"What would happen if a British researcher produced four pieces of music as a contribution to the RAE?" - Jonathan Adams, director of the company that supplies citation data for the World University Rankings, The Times Higher , October .
Yes, come in, Doctor Onslow. Now, as you know, I'm deputy head of RAE submissions here at Poppleton and my job is to provide a preliminary assessment of possible staff contributions to the next round. So, let's get cracking. How many pieces of work do you hope to submit?
Four is good. And could you briefly outline the content of these submissions?
They're basically musical.
Four research papers on music. Excellent.
Not exactly on music. They are music. Four pieces of music. Four quartets.

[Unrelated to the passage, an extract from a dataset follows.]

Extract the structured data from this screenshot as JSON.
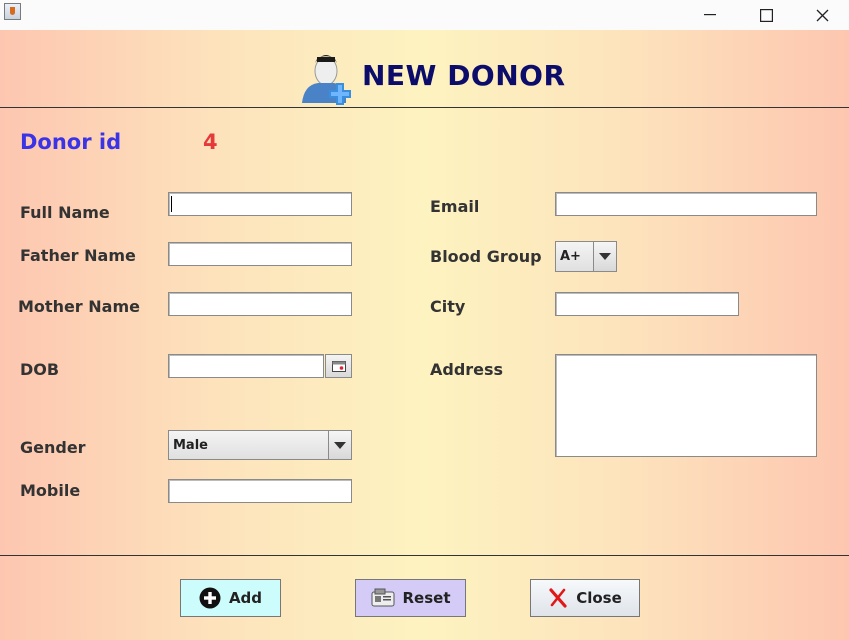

And how long are these musical quartets?
About 25 minutes each. I have them here if you'd like to take a look.
Thank you. Tell me, how many instruments in each quartet?
Four. It's more or less average for a quartet.
But still on the slim side. And glancing through your work I can't help but notice that on some pages there are rather more notes than others. Page 16 of your second quartet, for example, looks distinctly sparse. I take it that these have all been peer assessed?
They received sustained public applause and two encores at the Wigmore Hall.
I'm sorry, Dr Onslow. If public interest and approval were criteria for RAE submissions we'd all be on a hiding to nothing. Look here, Onslow, my concern is that if work this meagre were accepted we'd be setting a dangerous precedent. Before you knew it we could be faced with even slighter submissions, with trios and duets and even solos. The floodgates would be open.
You'd like a fifth quartet?
Let's not beat about the bush, Onslow. What we're after here is bulk. How about a first symphony?